In the three and a half years that Marissa Mayer has run Yahoo, many of her key executives have quit. In October 2015, Mayer implied that those who left Yahoo lacked certain skills.
“Changes in [Yahoo’s]team are the result of careful planning to achieve the necessary skills, passion and ability to execute growth,” she told analysts in a conference call.
Predictably, critics lambasted Mayer, 40, for attacking the latest pair of well-respected executives who quit Yahoo to take good jobs elsewhere. Someone familiar with the situation labeled Mayer’s statement “disgraceful.”
Others inside the company said that the high number of departures reflects Mayer’s poorstyle. Had the CEO simply followed the standard protocol by wishing the outgoing execs well and emphasizing Yahoo’s deep bench, she could’ve moved on without incurring such wrath.
Her pointed comments reinforce Mayer’s reputation as a control freak.
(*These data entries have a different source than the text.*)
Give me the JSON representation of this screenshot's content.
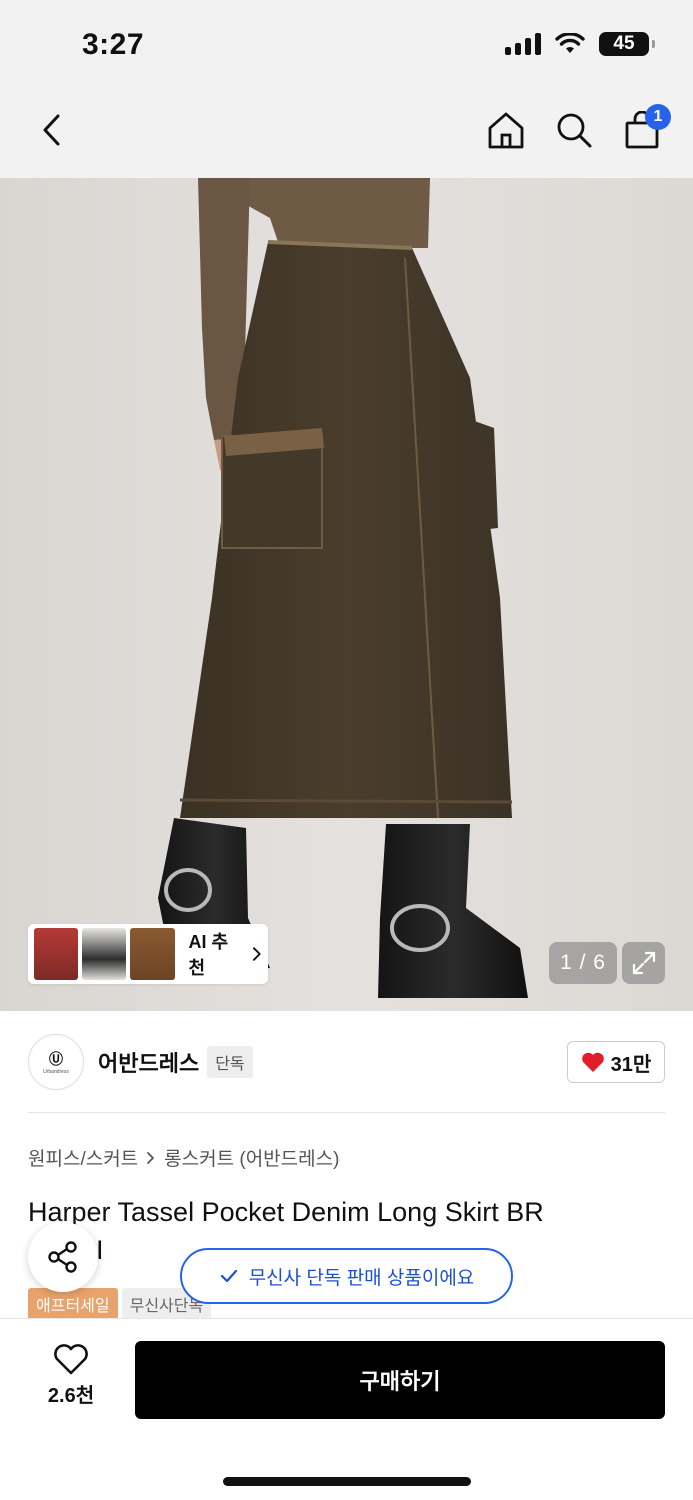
{
  "status_bar": {
    "time": "3:27",
    "battery": "45"
  },
  "nav": {
    "cart_count": "1"
  },
  "gallery": {
    "counter": "1 / 6",
    "ai_label": "AI 추천"
  },
  "brand": {
    "name": "어반드레스",
    "tag": "단독",
    "logo_text": "Urbandress",
    "likes": "31만"
  },
  "breadcrumb": {
    "category": "원피스/스커트",
    "subcategory": "롱스커트 (어반드레스)"
  },
  "product": {
    "title": "Harper Tassel Pocket Denim Long Skirt BR",
    "title_tail": "I"
  },
  "toast": {
    "text": "무신사 단독 판매 상품이에요"
  },
  "badges": {
    "sale": "애프터세일",
    "exclusive": "무신사단독"
  },
  "bottom": {
    "wish_count": "2.6천",
    "buy_label": "구매하기"
  },
  "colors": {
    "accent_blue": "#2563eb",
    "heart_red": "#e11d2a",
    "sale_orange": "#e8a36c"
  }
}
Some insiders are finding her an even more demanding and difficult boss since the last batch of execs left Yahoo.
One person said “the world is crashing in on her and she’s feeling the pressure,” while another complained that Mayer “doesn’t listen to what others have to say.”
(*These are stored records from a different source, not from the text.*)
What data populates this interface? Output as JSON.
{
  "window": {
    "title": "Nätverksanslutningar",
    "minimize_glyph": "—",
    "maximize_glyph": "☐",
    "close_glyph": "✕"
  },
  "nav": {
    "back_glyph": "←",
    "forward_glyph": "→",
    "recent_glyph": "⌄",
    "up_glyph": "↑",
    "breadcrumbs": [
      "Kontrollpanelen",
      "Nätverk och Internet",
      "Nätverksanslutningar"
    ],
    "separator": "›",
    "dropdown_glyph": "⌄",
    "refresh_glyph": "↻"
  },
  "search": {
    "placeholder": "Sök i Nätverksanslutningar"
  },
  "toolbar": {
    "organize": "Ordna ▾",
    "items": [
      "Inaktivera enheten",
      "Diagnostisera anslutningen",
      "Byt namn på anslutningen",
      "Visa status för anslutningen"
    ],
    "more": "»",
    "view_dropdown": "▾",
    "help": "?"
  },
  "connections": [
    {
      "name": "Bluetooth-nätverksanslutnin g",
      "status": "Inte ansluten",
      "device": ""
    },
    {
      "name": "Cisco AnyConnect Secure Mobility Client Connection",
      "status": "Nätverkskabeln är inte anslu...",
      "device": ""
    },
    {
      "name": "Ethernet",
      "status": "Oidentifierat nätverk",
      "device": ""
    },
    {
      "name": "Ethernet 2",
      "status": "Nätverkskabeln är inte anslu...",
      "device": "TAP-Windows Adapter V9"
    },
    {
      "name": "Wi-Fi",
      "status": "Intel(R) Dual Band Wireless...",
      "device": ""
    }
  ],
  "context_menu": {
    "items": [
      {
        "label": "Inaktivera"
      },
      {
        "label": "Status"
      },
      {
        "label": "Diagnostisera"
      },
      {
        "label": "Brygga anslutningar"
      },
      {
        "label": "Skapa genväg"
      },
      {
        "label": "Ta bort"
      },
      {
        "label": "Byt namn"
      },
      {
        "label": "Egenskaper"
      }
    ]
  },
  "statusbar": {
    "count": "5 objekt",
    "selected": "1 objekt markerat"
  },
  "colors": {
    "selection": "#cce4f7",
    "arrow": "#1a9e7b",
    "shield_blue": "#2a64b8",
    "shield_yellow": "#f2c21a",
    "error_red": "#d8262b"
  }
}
Mayer’s predicament is a reminder to limit public criticism of people who quit your organization. Once you go on the attack, you invite disgruntled folks to voice their concerns about you.
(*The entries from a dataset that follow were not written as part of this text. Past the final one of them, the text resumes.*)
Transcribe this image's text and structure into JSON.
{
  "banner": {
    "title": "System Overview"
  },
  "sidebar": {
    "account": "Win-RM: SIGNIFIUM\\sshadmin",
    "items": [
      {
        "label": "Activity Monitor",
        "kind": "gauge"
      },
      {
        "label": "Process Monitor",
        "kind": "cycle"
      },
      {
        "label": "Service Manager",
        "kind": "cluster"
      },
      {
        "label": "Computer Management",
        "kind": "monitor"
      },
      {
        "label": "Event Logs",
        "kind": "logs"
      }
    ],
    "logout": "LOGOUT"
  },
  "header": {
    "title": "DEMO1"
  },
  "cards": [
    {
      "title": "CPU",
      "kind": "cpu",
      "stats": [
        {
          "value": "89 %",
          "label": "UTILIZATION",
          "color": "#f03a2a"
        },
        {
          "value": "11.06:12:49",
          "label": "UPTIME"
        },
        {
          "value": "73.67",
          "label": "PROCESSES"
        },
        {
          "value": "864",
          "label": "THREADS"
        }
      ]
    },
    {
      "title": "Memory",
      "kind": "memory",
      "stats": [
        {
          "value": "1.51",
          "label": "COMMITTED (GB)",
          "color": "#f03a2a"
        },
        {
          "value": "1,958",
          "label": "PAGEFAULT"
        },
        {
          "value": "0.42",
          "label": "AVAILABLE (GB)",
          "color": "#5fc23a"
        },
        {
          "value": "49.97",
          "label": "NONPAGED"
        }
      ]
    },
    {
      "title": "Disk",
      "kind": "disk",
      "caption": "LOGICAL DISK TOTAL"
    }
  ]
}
— Adapted from “The inside story of why Marissa Mayer’s most trusted executives have given up on Yahoo,” Julie Bort and Alexei Oreskovic, www.businessinsider.com.